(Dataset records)

<<<<

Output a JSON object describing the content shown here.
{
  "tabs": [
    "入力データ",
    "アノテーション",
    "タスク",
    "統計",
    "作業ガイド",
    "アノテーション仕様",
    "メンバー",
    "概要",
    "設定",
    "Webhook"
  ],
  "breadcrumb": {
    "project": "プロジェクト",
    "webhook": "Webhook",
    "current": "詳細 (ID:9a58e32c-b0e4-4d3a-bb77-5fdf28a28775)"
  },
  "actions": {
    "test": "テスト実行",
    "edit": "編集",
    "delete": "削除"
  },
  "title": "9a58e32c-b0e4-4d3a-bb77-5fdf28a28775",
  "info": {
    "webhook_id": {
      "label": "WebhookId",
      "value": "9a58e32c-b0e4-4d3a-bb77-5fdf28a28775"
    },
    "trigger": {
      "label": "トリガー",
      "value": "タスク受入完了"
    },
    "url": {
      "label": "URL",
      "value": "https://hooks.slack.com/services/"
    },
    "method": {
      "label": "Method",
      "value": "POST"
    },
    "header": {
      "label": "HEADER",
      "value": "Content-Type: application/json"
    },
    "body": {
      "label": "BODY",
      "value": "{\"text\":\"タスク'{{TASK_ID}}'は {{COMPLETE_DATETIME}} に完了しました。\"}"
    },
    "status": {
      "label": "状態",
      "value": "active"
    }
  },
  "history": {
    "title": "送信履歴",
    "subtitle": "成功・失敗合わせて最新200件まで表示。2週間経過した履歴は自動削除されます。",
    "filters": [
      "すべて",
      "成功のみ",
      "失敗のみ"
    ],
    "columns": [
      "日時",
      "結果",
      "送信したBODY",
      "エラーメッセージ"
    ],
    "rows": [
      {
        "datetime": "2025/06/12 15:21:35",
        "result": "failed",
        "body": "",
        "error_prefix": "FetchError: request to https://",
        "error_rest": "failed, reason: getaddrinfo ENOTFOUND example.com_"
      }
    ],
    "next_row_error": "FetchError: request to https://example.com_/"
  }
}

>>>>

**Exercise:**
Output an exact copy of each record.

**Answer section:**
Output a JSON object describing the content shown here.
{
  "tabs": [
    "入力データ",
    "アノテーション",
    "タスク",
    "統計",
    "作業ガイド",
    "アノテーション仕様",
    "メンバー",
    "概要",
    "設定",
    "Webhook"
  ],
  "breadcrumb": {
    "project": "プロジェクト",
    "webhook": "Webhook",
    "current": "詳細 (ID:9a58e32c-b0e4-4d3a-bb77-5fdf28a28775)"
  },
  "actions": {
    "test": "テスト実行",
    "edit": "編集",
    "delete": "削除"
  },
  "title": "9a58e32c-b0e4-4d3a-bb77-5fdf28a28775",
  "info": {
    "webhook_id": {
      "label": "WebhookId",
      "value": "9a58e32c-b0e4-4d3a-bb77-5fdf28a28775"
    },
    "trigger": {
      "label": "トリガー",
      "value": "タスク受入完了"
    },
    "url": {
      "label": "URL",
      "value": "https://hooks.slack.com/services/"
    },
    "method": {
      "label": "Method",
      "value": "POST"
    },
    "header": {
      "label": "HEADER",
      "value": "Content-Type: application/json"
    },
    "body": {
      "label": "BODY",
      "value": "{\"text\":\"タスク'{{TASK_ID}}'は {{COMPLETE_DATETIME}} に完了しました。\"}"
    },
    "status": {
      "label": "状態",
      "value": "active"
    }
  },
  "history": {
    "title": "送信履歴",
    "subtitle": "成功・失敗合わせて最新200件まで表示。2週間経過した履歴は自動削除されます。",
    "filters": [
      "すべて",
      "成功のみ",
      "失敗のみ"
    ],
    "columns": [
      "日時",
      "結果",
      "送信したBODY",
      "エラーメッセージ"
    ],
    "rows": [
      {
        "datetime": "2025/06/12 15:21:35",
        "result": "failed",
        "body": "",
        "error_prefix": "FetchError: request to https://",
        "error_rest": "failed, reason: getaddrinfo ENOTFOUND example.com_"
      }
    ],
    "next_row_error": "FetchError: request to https://example.com_/"
  }
}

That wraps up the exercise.